═══ Provided information
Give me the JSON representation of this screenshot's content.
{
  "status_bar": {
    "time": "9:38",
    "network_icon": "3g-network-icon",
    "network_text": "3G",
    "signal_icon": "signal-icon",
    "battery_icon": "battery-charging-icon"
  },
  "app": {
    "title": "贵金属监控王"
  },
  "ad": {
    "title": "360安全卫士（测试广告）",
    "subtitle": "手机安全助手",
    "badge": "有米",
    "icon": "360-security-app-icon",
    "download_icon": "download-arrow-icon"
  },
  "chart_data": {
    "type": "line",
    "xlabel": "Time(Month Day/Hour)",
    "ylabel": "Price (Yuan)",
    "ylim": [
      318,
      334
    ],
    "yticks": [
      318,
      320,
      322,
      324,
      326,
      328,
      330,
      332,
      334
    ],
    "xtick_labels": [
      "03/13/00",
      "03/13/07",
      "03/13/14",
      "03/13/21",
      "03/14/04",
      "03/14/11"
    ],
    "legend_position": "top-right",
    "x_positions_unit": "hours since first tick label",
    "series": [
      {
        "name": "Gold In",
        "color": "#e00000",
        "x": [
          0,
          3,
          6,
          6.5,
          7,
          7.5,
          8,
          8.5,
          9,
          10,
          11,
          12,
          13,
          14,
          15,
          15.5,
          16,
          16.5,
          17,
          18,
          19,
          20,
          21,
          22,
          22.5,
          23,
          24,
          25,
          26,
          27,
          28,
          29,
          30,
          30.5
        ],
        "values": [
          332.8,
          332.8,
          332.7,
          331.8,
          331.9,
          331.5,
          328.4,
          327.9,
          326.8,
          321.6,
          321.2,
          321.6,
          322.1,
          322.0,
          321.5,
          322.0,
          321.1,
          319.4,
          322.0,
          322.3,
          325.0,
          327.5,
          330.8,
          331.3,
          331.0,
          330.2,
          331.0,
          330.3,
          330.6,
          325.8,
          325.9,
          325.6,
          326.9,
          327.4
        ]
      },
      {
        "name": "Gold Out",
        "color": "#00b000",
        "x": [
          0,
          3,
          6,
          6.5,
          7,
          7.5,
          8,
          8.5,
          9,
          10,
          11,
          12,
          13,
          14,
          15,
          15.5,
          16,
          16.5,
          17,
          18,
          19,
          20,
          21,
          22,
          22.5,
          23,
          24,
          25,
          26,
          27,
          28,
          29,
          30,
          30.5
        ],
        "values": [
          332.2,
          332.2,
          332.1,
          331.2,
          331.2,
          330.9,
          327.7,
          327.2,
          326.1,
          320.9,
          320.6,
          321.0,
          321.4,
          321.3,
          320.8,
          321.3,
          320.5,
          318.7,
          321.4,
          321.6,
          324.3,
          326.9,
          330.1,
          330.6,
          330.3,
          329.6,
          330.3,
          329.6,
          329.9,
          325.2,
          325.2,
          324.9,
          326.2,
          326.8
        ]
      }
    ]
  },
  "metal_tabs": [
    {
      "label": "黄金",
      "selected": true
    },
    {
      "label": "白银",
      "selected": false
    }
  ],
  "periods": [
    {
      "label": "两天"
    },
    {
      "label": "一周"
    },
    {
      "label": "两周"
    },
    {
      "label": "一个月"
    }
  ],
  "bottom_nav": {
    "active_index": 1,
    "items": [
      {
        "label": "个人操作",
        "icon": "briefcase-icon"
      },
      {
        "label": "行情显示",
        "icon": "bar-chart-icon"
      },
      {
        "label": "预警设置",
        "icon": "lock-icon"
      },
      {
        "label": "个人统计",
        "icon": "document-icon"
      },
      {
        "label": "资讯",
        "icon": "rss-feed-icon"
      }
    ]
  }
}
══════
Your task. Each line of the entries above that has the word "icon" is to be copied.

Your response.
    "network_icon": "3g-network-icon",
    "signal_icon": "signal-icon",
    "battery_icon": "battery-charging-icon"
    "icon": "360-security-app-icon",
    "download_icon": "download-arrow-icon"
        "icon": "briefcase-icon"
        "icon": "bar-chart-icon"
        "icon": "lock-icon"
        "icon": "document-icon"
        "icon": "rss-feed-icon"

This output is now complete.